The fun thing about these vintage pieces is that you can see your own reaction when you realize the value they could hold. Intricately framed antique mirrors can be worth a fortune.

Mathews says that one particular style, Louis Philippe mirrors are particularly desirable, especially when they have the original glass, with mercury speckles and all. A 4ft x 2ft Philippe can go for $1800 to $2500, Mathews says.

Vintage beaded handbags might be worth more money than they can carry—embroidered ones too. Your great aunt's extremely detailed little purse that she toted to church every Sunday is certainly worth a second glance. Some of the antique beaded purses sold by on Etsy are worth hundreds of dollars.

Just in case you needed a reminder to show your good chinoiserie some appreciation. Southerners cherish these things, so you know that someone out there would be willing to lay down the big bucks for a nice blue and white piece. In reference to 1stDibs' listings, a set of vases may multiply their value.

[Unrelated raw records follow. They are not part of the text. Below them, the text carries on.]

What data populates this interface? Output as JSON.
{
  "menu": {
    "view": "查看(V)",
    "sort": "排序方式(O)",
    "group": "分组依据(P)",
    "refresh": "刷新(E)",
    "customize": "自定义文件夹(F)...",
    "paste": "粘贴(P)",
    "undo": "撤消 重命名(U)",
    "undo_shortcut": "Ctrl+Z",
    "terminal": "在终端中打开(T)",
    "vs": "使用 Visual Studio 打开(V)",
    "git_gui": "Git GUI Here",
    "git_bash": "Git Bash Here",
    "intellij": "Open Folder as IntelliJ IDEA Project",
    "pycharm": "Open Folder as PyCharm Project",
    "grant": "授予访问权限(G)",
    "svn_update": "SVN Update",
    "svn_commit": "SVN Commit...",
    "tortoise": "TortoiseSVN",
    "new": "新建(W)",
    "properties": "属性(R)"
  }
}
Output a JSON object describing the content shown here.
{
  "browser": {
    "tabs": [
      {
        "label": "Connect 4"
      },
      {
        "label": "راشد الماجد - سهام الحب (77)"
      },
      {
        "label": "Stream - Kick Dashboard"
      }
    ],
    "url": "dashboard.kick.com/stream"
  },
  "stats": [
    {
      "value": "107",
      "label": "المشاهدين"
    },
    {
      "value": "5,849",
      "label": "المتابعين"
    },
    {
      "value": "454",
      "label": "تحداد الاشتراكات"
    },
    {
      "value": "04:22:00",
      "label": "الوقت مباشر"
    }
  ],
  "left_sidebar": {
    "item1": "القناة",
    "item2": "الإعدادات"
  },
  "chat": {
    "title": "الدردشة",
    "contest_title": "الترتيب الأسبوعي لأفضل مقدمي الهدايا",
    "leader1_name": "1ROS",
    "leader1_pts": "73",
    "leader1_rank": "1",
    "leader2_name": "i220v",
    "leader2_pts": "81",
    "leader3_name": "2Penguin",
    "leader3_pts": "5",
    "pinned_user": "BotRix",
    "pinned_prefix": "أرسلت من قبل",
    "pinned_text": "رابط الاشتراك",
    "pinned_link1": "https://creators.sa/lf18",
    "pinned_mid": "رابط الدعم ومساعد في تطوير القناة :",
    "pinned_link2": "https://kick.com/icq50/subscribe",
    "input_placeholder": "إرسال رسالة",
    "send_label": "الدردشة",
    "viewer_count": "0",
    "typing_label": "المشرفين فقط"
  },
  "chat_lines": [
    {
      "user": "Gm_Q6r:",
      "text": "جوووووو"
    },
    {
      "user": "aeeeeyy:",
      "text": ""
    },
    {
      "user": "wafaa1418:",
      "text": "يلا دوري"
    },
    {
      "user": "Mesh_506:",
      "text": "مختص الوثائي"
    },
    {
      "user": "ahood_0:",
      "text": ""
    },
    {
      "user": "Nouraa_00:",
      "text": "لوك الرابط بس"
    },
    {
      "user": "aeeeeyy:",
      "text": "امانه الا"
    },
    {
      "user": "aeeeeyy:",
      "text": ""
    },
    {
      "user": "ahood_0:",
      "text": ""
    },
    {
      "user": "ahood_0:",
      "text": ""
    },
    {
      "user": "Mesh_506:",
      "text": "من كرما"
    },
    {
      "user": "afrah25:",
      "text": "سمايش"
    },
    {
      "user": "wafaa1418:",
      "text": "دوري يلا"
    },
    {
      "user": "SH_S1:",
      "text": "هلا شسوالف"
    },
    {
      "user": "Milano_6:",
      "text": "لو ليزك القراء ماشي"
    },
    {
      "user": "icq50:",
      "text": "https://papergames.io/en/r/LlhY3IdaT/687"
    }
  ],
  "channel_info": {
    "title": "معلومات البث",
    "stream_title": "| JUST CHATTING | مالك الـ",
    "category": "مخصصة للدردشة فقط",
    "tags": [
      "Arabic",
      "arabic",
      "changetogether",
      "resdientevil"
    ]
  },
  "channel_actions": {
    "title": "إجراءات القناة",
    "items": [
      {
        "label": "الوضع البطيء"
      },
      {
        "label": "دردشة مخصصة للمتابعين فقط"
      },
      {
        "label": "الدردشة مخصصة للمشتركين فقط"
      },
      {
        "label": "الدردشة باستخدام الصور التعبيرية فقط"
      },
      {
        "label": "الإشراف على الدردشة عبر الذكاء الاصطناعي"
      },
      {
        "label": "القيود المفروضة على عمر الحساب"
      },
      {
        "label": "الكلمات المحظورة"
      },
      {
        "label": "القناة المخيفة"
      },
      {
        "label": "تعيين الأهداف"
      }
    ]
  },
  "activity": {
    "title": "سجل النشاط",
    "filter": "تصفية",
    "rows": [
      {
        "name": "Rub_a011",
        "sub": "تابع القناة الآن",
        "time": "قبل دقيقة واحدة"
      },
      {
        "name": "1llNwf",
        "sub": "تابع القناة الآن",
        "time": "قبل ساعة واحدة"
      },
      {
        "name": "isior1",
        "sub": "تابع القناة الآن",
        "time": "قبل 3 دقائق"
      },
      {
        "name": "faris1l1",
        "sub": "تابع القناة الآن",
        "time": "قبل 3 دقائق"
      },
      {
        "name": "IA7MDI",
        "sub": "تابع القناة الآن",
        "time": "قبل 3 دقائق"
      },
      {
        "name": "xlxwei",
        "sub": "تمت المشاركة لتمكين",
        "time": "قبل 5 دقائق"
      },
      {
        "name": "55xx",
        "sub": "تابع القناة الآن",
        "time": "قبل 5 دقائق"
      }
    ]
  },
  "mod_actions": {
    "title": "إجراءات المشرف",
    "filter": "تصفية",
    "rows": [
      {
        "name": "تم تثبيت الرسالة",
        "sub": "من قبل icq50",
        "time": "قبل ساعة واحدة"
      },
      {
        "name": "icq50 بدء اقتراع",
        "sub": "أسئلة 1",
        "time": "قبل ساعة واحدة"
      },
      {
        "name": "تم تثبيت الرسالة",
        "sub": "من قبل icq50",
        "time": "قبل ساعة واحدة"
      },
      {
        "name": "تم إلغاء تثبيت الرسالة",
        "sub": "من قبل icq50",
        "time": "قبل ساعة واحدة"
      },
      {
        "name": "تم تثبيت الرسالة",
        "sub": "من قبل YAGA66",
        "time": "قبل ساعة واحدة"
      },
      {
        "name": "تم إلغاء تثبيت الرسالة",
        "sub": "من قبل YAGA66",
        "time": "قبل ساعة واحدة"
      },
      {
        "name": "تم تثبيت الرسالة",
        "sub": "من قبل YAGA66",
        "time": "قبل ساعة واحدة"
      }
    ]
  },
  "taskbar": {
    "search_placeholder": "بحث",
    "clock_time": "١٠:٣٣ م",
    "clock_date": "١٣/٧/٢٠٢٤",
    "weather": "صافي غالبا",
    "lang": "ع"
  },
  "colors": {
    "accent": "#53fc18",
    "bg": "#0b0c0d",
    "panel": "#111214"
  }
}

These boxes come in all shapes and sizes and somehow we love them all. If you were to bear to part with one, we promise you’d be paid handsomely. On 1stDibs, your antique box could be worth several hundred, or even thousands of dollars—whether it's decorated with an elegant motif or a kitschy one. Just make sure there's no misplaced miniature heirlooms tucked away in there first.

Vintage dolls are highly desirable in second hand circles. If you have any of these baby-faced beauties, or a vintage barbie or two, sitting at the bottom of a storage bin, you might be flushing a fair bit of funds right down the drain! According to TX Antique Mall, these dolls can be worth between $100 and $500, with limited editions selling for up to $20,000.

You may have forgotten about those Herends hiding in your home, but luckily we're here to remind you. We wouldn't want Mama's whimsical investment to go unappreciated. Listings for hundreds and thousands of dollars should do the trick.